The collaboration between the New Orleans legend and the Black Keys' Dan Auerbach is inspired, with the younger garage-bluesman placing the 71-year-old's blues and fire in a perfectly retro-modern frame. No differently to the Black Keys, 21st-century production techniques make sounds as old as the hills seem box-fresh. But no one makes music like this: the Night Tripper rampages inimitably through swamp blues, voodoo funk and Afrobeat, with his trademark piano. Vocals veer from soulful cries of "Can I get a witness?" to narratives about crack houses, but this is more than just a retro retool. The slow response to Hurricane Katrina is assaulted with fury on Revolution, which surveys a landscape of homeless children, raped women and "religious delusions", and concludes that "rebellion, revolution, is the final solution". It all powers along on tunes from his top drawer, from the instantly funky title track to the irresistible grooves of Ice Age and redemptive soul of God's Sure Good. Terrific stuff.
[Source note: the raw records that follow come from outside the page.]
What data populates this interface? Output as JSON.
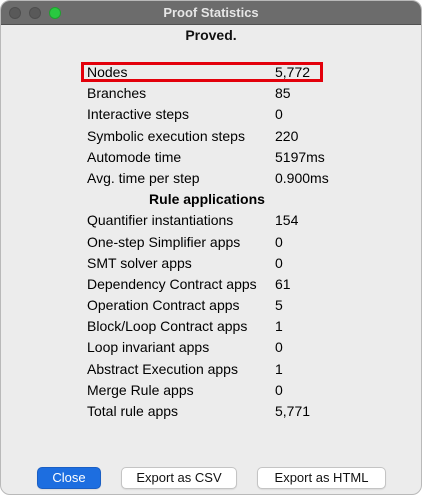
{
  "window": {
    "title": "Proof Statistics"
  },
  "status": "Proved.",
  "stats": [
    {
      "label": "Nodes",
      "value": "5,772"
    },
    {
      "label": "Branches",
      "value": "85"
    },
    {
      "label": "Interactive steps",
      "value": "0"
    },
    {
      "label": "Symbolic execution steps",
      "value": "220"
    },
    {
      "label": "Automode time",
      "value": "5197ms"
    },
    {
      "label": "Avg. time per step",
      "value": "0.900ms"
    }
  ],
  "rule_section_title": "Rule applications",
  "rules": [
    {
      "label": "Quantifier instantiations",
      "value": "154"
    },
    {
      "label": "One-step Simplifier apps",
      "value": "0"
    },
    {
      "label": "SMT solver apps",
      "value": "0"
    },
    {
      "label": "Dependency Contract apps",
      "value": "61"
    },
    {
      "label": "Operation Contract apps",
      "value": "5"
    },
    {
      "label": "Block/Loop Contract apps",
      "value": "1"
    },
    {
      "label": "Loop invariant apps",
      "value": "0"
    },
    {
      "label": "Abstract Execution apps",
      "value": "1"
    },
    {
      "label": "Merge Rule apps",
      "value": "0"
    },
    {
      "label": "Total rule apps",
      "value": "5,771"
    }
  ],
  "buttons": {
    "close": "Close",
    "export_csv": "Export as CSV",
    "export_html": "Export as HTML"
  },
  "colors": {
    "titlebar": "#6c6c6c",
    "window_bg": "#ececec",
    "highlight": "#e3000b",
    "primary_button": "#1d6ee0",
    "traffic_green": "#29c940"
  }
}
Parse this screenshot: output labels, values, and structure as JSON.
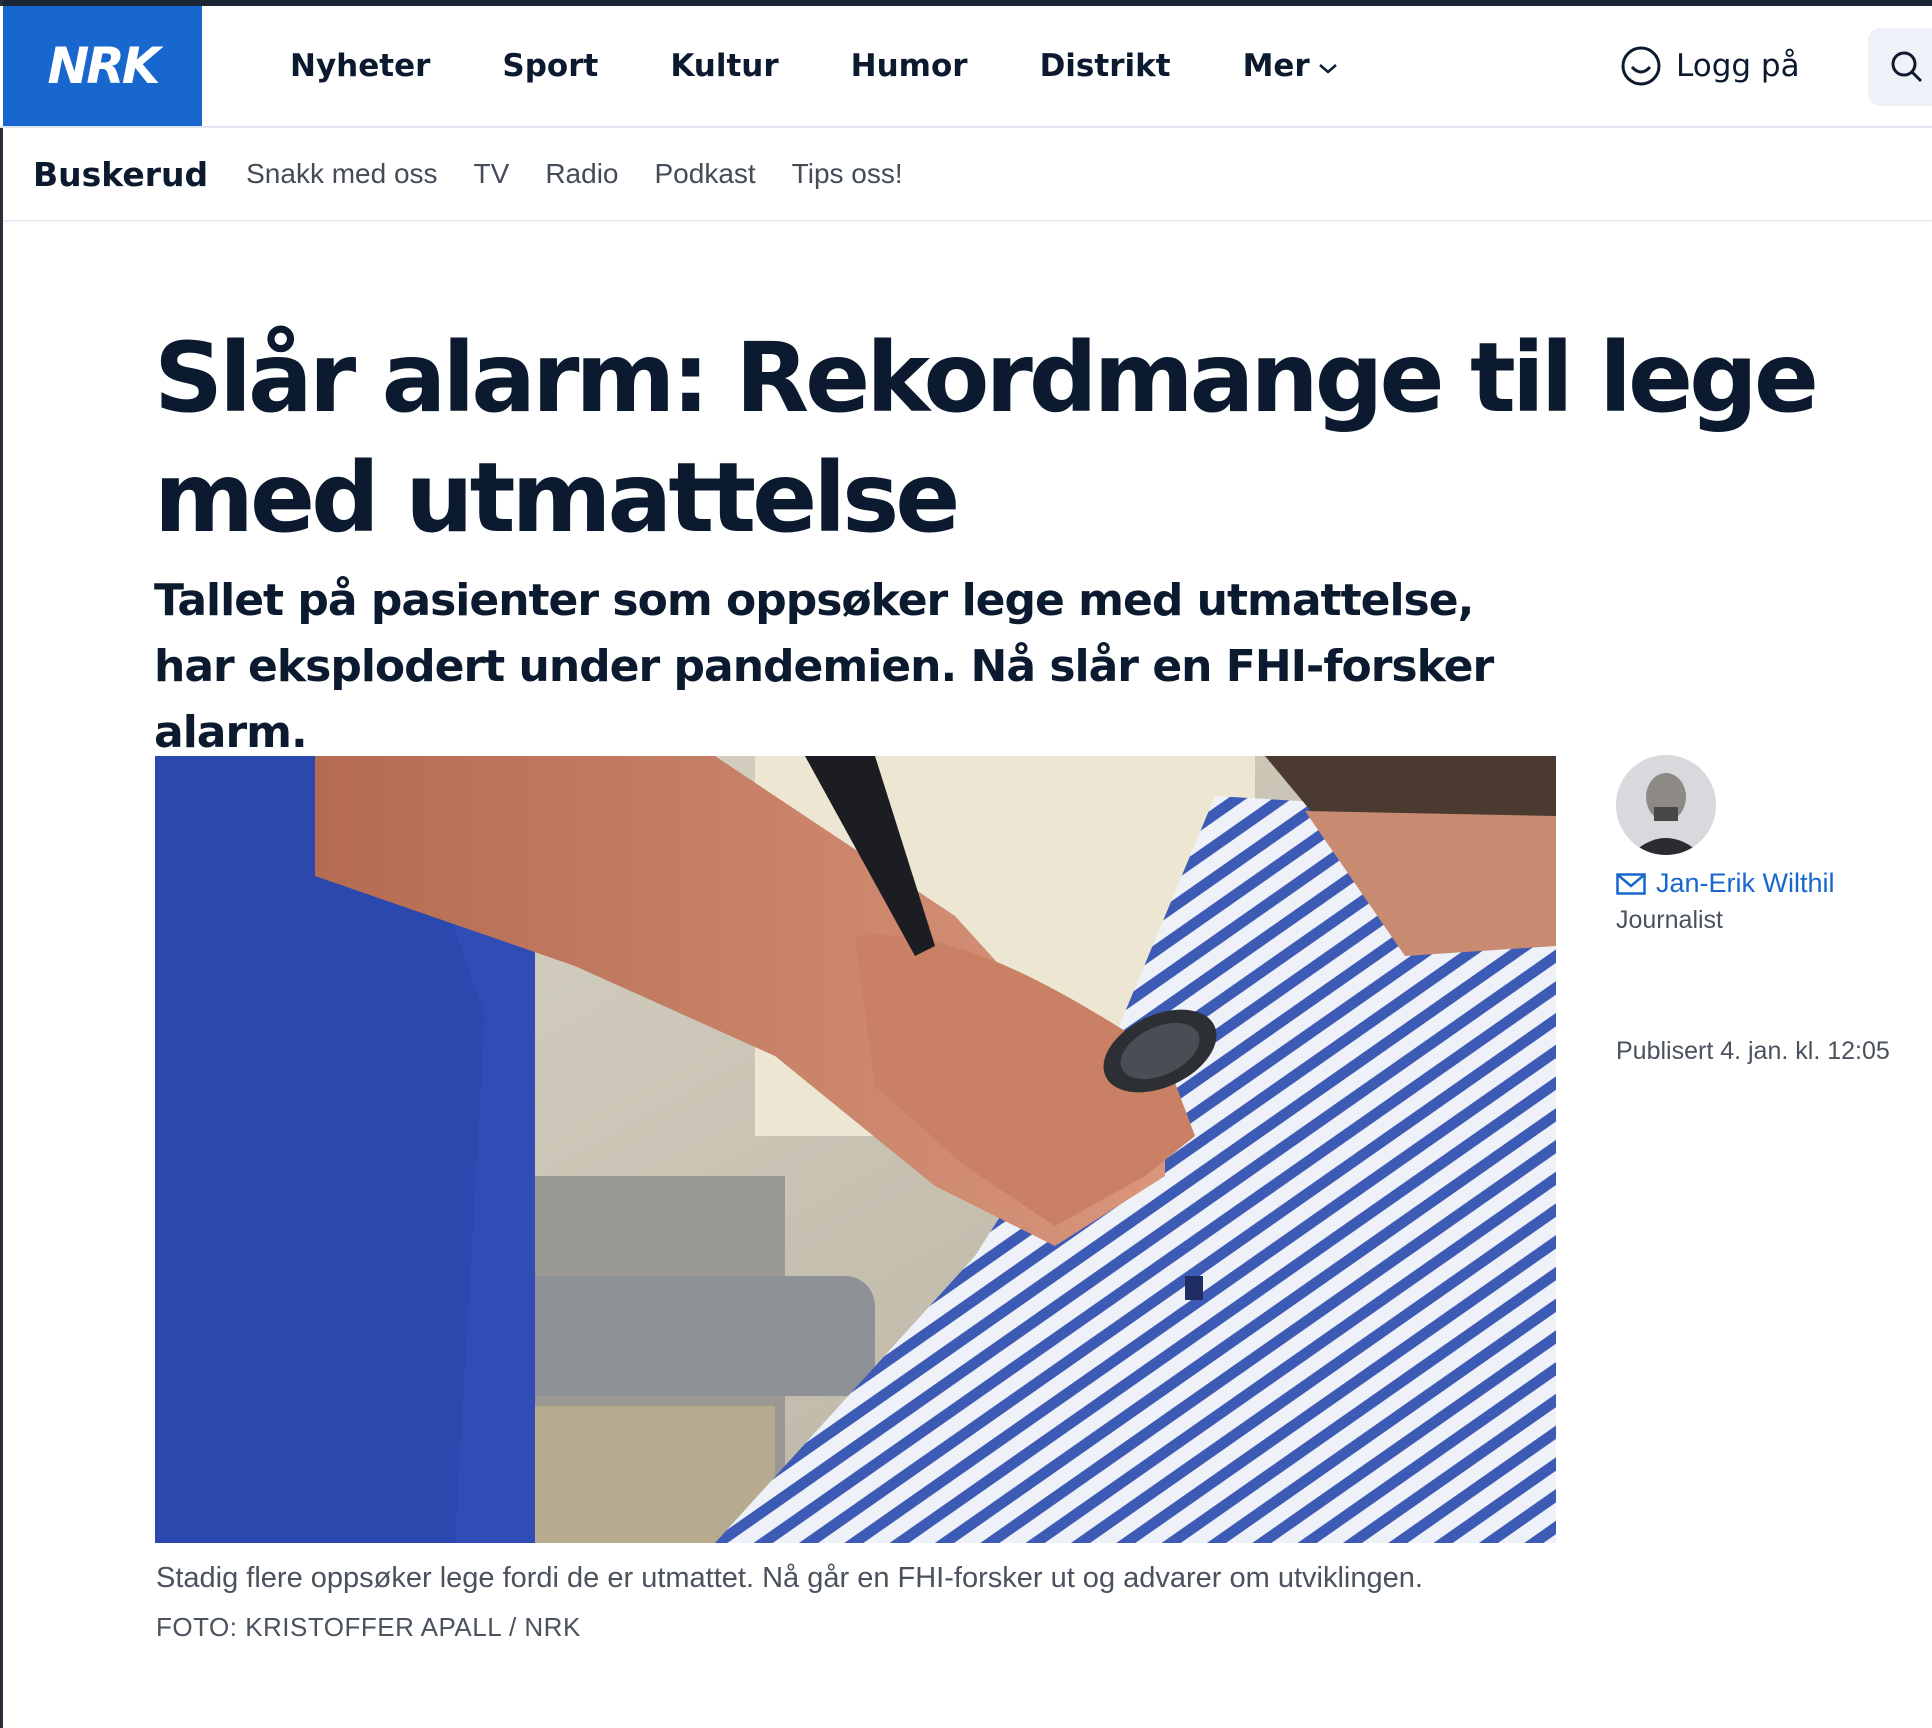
{
  "header": {
    "logo_text": "NRK",
    "nav": [
      "Nyheter",
      "Sport",
      "Kultur",
      "Humor",
      "Distrikt",
      "Mer"
    ],
    "login_label": "Logg på"
  },
  "subnav": {
    "region": "Buskerud",
    "items": [
      "Snakk med oss",
      "TV",
      "Radio",
      "Podkast",
      "Tips oss!"
    ]
  },
  "article": {
    "headline": "Slår alarm: Rekordmange til lege med utmattelse",
    "lead": "Tallet på pasienter som oppsøker lege med utmattelse, har eksplodert under pandemien. Nå slår en FHI-forsker alarm.",
    "image_caption": "Stadig flere oppsøker lege fordi de er utmattet. Nå går en FHI-forsker ut og advarer om utviklingen.",
    "image_credit": "FOTO: KRISTOFFER APALL / NRK"
  },
  "byline": {
    "author": "Jan-Erik Wilthil",
    "role": "Journalist",
    "published": "Publisert 4. jan. kl. 12:05"
  },
  "colors": {
    "brand_blue": "#1767ce",
    "text_dark": "#0b1a2e",
    "text_muted": "#4a525d"
  },
  "icons": {
    "account": "smiley-user-icon",
    "search": "search-icon",
    "email": "mail-icon",
    "menu_more": "chevron-down-icon"
  }
}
Dr John: Locked Down – review
Dave Simpson is a Guardian music critic and author